Urban Homes, a new kitchen and bath showroom in New York City designed for the urban cabinet market, is looking to capture both audiences with its upscale contemporary designs. Located on 11th Avenue, the showroom is near the Lincoln Tunnel, which connects Manhattan with the suburbs of New Jersey.
“It’s an up and coming neighborhood, and we get a lot of traffic outside,” comments Derek Zylewicz, president, Urban Homes. “People see us when they’re driving in their cars, and they come back for a look.”
To celebrate the showroom’s opening, Urban Homes held a grand opening event last month. The 1,500-sq.-ft. showroom played host to approximately 70 guests from the trade, who feasted on Mediterranean food as they perused the showroom.
Style in a Small Space
Due to the showroom’s compact size, maximization of display space was paramount, according to the company. The overall design concept on the 1,000-sq.-ft. ground floor was based on creating a centralized piece that would tie the entire space together.
Architect Matthew Berman, who designed the showroom, laid out the main floor space in a circular pattern that revolves around a full kitchen display in the center. The surrounding displays are small kitchen vignettes – in styles from ultra modern to extremely traditional – that each include two base cabinets and two wall cabinets.
“Then, from the ceiling, we have a ribbon of about 150 kitchen cabinet doors hanging to create a wave,” notes Zylewicz. This runs along the entire length of the floor, the back wall and ceiling, and guides visitors on a circular tour through the showroom. It also provides a unique way to display the showroom’s main product, the firm adds.
“It’s not your traditional showroom, which showcase huge kitchen displays,” remarks Zylewicz. “There is no kitchen display in the front window blocking the view to the inside. And, every display is angled toward the front window. As a result, wherever you are standing outside of the showroom, you can see different layouts when you look in the window. It really shows the variety that we offer.”
The main floor focuses on the company’s central product – cabinets for the kitchen and bath. Among its cabinet selections are products from Italian cabinet manufacturer Aster Cucine, a relative newcomer to the American market, according to Zylewicz. The firm’s cabinets are available in stainless steel, high-gloss lacquered and wood finishes. Canadian cabinet manufacturers Cabinets By Luxor and Kitchen Craft also showcase their products in the showroom. Products from The Hampshire Co. and Cabinets by Nichols Inc. are also part of the mix.
Urban Homes also features its own line of cabinets, Cabinets By Urban Homes.

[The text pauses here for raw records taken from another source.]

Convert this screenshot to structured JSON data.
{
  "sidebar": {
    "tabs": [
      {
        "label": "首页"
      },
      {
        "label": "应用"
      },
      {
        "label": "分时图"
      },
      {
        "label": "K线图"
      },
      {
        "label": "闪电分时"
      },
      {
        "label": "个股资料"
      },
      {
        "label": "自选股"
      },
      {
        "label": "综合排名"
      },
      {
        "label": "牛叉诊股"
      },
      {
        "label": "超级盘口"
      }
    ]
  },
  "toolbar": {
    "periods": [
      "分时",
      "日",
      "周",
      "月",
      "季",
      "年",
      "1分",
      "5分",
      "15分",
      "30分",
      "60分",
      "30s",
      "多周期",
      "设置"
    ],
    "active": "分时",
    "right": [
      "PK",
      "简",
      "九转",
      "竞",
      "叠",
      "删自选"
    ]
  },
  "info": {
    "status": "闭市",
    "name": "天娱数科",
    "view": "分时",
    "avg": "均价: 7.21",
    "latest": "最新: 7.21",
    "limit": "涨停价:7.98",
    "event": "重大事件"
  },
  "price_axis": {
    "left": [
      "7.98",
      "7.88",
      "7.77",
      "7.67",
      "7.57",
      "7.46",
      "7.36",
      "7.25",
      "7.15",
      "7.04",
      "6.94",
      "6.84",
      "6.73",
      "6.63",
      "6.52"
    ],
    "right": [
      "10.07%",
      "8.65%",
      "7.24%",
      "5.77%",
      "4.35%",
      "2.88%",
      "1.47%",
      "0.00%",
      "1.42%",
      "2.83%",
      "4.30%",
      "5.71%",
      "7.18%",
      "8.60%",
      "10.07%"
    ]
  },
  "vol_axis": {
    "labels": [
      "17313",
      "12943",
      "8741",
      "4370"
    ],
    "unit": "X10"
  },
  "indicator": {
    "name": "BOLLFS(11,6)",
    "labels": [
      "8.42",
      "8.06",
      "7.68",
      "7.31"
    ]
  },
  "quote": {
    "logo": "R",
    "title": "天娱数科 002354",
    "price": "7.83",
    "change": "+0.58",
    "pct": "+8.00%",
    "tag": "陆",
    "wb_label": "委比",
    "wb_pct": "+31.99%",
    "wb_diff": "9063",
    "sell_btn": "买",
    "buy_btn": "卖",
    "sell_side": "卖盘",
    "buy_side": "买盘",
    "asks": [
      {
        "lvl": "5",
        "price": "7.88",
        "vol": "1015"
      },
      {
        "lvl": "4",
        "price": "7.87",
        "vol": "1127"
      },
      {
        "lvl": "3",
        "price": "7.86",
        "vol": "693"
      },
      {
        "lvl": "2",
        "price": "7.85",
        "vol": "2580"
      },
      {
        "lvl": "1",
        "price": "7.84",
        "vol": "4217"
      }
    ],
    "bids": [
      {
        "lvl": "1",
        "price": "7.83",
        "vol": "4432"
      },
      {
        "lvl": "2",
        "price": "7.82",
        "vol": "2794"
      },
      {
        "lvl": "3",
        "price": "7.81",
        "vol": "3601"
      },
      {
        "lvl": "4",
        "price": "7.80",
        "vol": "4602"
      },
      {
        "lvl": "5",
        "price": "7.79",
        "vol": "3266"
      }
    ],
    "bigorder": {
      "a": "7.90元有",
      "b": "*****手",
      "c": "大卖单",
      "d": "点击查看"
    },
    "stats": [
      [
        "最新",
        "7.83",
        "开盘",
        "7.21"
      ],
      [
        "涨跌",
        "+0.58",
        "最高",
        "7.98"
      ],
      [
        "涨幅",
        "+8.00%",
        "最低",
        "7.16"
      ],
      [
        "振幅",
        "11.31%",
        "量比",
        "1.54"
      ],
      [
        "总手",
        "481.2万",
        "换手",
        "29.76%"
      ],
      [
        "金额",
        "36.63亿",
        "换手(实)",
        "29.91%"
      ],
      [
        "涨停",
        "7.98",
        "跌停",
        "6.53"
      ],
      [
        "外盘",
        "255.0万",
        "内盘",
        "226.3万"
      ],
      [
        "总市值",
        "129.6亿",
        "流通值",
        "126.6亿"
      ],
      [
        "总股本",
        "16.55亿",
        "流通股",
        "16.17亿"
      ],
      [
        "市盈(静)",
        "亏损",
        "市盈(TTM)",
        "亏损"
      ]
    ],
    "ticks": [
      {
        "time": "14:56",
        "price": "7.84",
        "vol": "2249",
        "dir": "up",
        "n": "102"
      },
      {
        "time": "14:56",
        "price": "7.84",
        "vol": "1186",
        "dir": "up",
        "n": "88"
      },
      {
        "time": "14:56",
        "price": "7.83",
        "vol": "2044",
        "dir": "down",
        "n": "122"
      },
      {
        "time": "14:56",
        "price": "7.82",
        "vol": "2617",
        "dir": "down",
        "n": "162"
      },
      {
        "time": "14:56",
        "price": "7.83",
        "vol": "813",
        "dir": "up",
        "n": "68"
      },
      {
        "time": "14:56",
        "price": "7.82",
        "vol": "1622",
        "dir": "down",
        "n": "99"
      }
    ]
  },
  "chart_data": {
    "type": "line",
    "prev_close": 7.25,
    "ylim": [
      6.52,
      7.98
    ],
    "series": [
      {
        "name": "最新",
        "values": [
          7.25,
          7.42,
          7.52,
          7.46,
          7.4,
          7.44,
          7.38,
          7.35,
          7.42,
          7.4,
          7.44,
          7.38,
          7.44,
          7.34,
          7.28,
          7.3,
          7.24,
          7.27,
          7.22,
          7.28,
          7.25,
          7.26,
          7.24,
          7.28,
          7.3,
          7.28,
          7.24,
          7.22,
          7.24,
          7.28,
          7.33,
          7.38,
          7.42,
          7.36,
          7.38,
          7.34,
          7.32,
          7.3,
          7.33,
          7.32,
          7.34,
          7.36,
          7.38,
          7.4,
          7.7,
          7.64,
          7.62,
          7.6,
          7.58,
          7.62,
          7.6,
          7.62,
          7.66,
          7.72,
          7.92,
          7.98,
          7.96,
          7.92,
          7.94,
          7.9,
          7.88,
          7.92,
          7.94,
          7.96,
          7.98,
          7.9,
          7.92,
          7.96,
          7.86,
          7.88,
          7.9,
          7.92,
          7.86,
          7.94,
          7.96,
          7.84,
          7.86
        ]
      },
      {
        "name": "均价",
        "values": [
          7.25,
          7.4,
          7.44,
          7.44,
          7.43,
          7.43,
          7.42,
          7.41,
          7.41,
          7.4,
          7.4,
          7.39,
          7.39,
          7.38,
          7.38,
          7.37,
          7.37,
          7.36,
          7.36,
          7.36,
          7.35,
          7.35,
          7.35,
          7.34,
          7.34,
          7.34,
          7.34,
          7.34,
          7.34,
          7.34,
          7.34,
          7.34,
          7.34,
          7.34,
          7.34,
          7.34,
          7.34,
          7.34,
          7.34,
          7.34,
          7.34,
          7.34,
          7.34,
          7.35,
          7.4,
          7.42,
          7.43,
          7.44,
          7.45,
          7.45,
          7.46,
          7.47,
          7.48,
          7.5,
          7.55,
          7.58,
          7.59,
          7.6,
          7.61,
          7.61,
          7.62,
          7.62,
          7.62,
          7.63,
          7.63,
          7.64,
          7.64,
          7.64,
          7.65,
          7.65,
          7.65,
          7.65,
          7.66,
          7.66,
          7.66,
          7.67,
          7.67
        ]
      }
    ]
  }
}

The high-end custom kitchen, bath and furniture-grade cabinets are available in a variety of wood species, stains and paints, with over 100 different door styles to choose from.
One floor down, the showroom’s remaining 500 square feet is a display area that includes tiles, plumbing fixtures, hardware, countertop samples and wood floor samples, among other offerings.
Countertops and vanity tops from CaesarStone and Corian, wooden countertops from Spekva, and granite and marble choices are highlighted on the lower level, as is an abundant tile selection from Dal-Tile.
Selections from Julien and the Whitehaus Collection are the major decorative sink and plumbing options available to clients, though Zylewicz stresses that the company can provide just about any brand requested.
The Urban Homes showroom was designed to draw in passersby who are looking for that dis-tinctive urban look, and its three-person staff remains focused on that goal.